Matthew Kelly / Supercall

11 Syrups Every Home Bartender Should Know How to Make

By

Simple syrups are simple (it’s right there in the name), but oh-so important. All it takes is sugar, water and a heat source to make one of the most ubiquitous cocktail ingredients out there. Whether it’s a Daiquiri, Absinthe Frappe or one of your own creations, cocktails wouldn’t be the same without a little simple. But cocktail syrups go way beyond the classic formula, so it’s good to have a few recipes in your back pocket if you crave a more interesting happy hour. If you want to expand your bar with fresh new flavors, here are the simple syrups that every bartender should learn to make.

Standard Simple Syrup


It’s good to always have classic, blank-slate simple syrup in the fridge. The mix of equal parts white sugar and water is as easy as it gets, and it’s a straightforward way to add sweetness to a drink.

Demerara Syrup


Demerara sugar is less processed and less refined than standard white table sugar. That gives it more character and a deeper, more molasses-like flavor. Made with a 1:1 ratio of demerara sugar and water, it’s the ideal choice for rum and tiki drinks.

IPA Syrup
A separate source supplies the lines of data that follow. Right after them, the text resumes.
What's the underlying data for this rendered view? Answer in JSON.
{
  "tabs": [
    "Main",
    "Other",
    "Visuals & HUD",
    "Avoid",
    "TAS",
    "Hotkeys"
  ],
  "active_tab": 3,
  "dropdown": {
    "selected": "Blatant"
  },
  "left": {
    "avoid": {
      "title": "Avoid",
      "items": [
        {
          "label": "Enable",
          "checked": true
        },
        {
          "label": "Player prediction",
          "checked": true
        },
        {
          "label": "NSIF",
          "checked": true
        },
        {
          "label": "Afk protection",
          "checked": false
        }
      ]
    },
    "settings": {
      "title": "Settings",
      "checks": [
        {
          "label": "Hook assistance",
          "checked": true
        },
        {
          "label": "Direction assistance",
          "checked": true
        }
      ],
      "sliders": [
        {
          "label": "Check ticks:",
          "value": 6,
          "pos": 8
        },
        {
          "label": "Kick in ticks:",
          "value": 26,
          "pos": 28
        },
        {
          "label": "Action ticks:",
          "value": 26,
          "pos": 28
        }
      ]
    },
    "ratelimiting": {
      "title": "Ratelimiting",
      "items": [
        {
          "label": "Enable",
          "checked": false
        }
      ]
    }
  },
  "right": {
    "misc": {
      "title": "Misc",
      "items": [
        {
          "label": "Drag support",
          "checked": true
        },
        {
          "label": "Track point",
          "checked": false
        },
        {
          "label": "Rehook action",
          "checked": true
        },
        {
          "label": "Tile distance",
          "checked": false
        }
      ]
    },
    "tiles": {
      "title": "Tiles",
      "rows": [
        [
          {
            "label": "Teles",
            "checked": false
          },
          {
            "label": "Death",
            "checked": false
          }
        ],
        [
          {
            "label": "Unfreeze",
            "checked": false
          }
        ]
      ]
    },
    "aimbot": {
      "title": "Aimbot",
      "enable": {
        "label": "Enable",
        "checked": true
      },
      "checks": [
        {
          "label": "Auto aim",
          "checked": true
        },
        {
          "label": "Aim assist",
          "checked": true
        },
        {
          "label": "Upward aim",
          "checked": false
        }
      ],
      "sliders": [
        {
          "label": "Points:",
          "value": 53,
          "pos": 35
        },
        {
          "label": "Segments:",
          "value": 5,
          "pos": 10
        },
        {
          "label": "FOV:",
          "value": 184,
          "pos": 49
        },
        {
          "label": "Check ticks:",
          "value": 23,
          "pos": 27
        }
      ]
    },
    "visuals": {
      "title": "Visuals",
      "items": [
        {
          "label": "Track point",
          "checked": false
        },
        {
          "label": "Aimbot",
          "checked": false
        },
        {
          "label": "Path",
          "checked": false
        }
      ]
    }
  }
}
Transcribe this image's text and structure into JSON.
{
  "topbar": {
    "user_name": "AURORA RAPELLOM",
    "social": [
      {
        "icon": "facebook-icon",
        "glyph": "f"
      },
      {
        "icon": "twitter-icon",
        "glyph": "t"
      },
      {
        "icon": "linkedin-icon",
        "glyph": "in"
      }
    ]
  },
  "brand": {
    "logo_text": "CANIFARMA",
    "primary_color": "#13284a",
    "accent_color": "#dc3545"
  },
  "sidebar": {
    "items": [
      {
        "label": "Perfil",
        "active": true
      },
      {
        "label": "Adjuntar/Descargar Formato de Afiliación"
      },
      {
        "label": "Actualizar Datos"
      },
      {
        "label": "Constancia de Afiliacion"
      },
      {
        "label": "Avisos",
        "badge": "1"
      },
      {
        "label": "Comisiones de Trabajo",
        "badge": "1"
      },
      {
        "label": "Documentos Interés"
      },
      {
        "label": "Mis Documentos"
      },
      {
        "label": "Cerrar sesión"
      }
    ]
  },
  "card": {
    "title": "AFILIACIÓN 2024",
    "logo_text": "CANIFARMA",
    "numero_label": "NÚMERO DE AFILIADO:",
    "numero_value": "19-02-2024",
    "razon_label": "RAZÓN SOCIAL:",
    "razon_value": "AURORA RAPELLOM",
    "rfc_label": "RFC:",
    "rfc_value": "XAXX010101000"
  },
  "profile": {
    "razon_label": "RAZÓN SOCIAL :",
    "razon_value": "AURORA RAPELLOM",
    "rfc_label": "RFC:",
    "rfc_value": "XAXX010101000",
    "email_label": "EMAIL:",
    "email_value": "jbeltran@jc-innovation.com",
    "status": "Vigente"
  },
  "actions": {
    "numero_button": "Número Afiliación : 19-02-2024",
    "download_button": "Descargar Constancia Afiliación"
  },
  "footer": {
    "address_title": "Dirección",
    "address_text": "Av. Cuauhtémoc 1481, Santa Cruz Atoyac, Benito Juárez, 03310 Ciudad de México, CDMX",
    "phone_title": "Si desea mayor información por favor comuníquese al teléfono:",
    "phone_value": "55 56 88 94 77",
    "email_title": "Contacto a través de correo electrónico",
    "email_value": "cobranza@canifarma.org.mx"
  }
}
Heating up a heavily hopped beer doesn’t sound like it would lead to anything tasty, yet IPA syrup proves it should be done. It’s made by heating 12 ounces of IPA with one cup of sugar and reducing it. IPA syrup sweetens up beer cocktails without taking away too much of the beer flavor, and it’s versatile in non-beer cocktails like the Tropicália Pimm’s Cooler from The National in Athens, Georgia.

Maple Simple Syrup


Maple simple syrup is made by heating a cup of water with half a cup of maple syrup and half a cup of sugar. It’s cozy without being overwhelmingly maple and is an easy way to put a twist on standard whiskey cocktails like the Old Fashioned.

Bourbon Simple Syrup


It’s pretty much always a good choice to double down on the bourbon in your bourbon cocktails. Bourbon simple syrup has a sweet caramel flavor that enhances everything you love about the spirit.

Rosé Syrup


The past couple years have been all rosé everything, and simple syrup is no exception. Rosé simple is made from wine and sugar, and it results in a light pink, sweet-yet-not-overbearingly so syrup. Throw in some herbes de Provence and swap the sugar for honey to make a more complex version. Add it to any light drink to give it sweetness and that irresistible pink hue.

Honey Syrup


The world’s oldest sweetener belongs in your lineup of simple syrups. It’s made with the same one-to-one proportion as straight simple syrup, but with honey instead of sugar. Honey syrup mixes into cocktails better than viscous straight honey, and can also be used to make infusions like honey whiskey.

Agave Syrup


Agave nectar is the Goldilocks of cocktail ingredients: It’s sweeter than sugar and less sweet than honey. Like honey, though, its viscosity can make it difficult to seamlessly incorporate into drinks. Solve that problem by making a simple agave syrup with a 1:1 ratio.

Blueberry Syrup


Blueberries scream summertime, and blueberry syrup puts those summer vibes into your glass. It’s made by simmering equal parts sugar and water with fresh blueberries and a touch of lemon zest. Add it to a Bourbon Buck (which is like a Moscow Mule, but with bourbon) and you’ll have a drink reminiscent of blueberry pie.

Cinnamon Syrup


Cinnamon is often all it takes to give a drink an extra little oomph to make it stand out, but putting dry, powdery cinnamon into a cocktail often doesn’t yield the best results. That’s where cinnamon syrup comes in. To make it, heat a half cup of water and a cup of sugar until it’s fully dissolved, then remove it from the heat. Toss in a couple cinnamon sticks and let them steep until cool and there you have it.

Strawberry Syrup


It doesn’t matter if you’re a whiskey fan, a tequila fan or a vodka fan—everything tastes good with a little strawberry. You can make it with fresh strawberries if they’re in season, or with strawberry purée. Either way, your fruity drinks will never be the same.

Published on

More From Around The Web